Yes, you are a mutant. But so am I. And so is the mouse that we share 99% of our genes with. As our DNA replicates, mutations arise. Sometimes they can be catastrophic, but sometimes they confer a huge advantage. Falcons have eyes that allow them to see for miles, but ants are virtually blind.
How come? How are developmental processes altered over evolutionary time to produce novel structures and, ultimately, new species? The history of life revolves around the survival of the fittest ‘mutant’. As we understand more about mutations it could help us devise new treatments for genetic conditions. But are we prepared to genetically engineer humans?
About the 2013 CHRISTMAS LECTURES
Life is the greatest show on Earth from the lowliest worm to the mightiest mammal.
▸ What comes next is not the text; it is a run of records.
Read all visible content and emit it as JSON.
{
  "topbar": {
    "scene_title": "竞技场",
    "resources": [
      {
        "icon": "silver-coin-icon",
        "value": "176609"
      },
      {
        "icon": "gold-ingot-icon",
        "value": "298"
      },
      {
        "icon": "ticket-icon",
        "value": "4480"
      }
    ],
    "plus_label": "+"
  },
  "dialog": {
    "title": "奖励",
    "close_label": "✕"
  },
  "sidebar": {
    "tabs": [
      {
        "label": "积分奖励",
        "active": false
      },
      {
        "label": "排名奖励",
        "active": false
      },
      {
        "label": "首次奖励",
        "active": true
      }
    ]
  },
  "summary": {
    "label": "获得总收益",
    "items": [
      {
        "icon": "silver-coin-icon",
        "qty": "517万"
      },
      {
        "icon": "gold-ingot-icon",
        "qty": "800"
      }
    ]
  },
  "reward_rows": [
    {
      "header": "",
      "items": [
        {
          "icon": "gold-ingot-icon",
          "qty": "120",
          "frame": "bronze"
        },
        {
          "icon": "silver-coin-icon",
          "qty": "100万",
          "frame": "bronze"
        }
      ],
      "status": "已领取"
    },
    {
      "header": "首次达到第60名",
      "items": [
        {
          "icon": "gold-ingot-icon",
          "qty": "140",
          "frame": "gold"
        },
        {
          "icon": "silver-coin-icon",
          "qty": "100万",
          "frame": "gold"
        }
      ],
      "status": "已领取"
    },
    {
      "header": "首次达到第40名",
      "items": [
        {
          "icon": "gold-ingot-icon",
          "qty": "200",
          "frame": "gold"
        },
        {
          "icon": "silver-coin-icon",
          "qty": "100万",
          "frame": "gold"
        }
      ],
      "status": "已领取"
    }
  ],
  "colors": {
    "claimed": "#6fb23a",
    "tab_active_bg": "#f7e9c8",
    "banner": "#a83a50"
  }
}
Yet from the moment of conception to the formation of limbs, to the development of brains there’s something that all living things depend on: cells.
Cells grow, multiply, change, move, communicate and ultimately die. They are the very essence of life, but how do they work together to form it? Gradually we are beginning to unravel their secrets. Life is fantastic and full of questions, but as we reveal the answers more questions emerge.
The 2013 CHRISTMAS LECTURES, presented by Alison Woollard from the University of Oxford, will explore the frontiers of developmental biology and uncover the remarkable transformation of a single cell into a complex organism. What do these mechanisms tell us about the relationships between all creatures on Earth? And can we harness this knowledge to improve or even extend our own lives?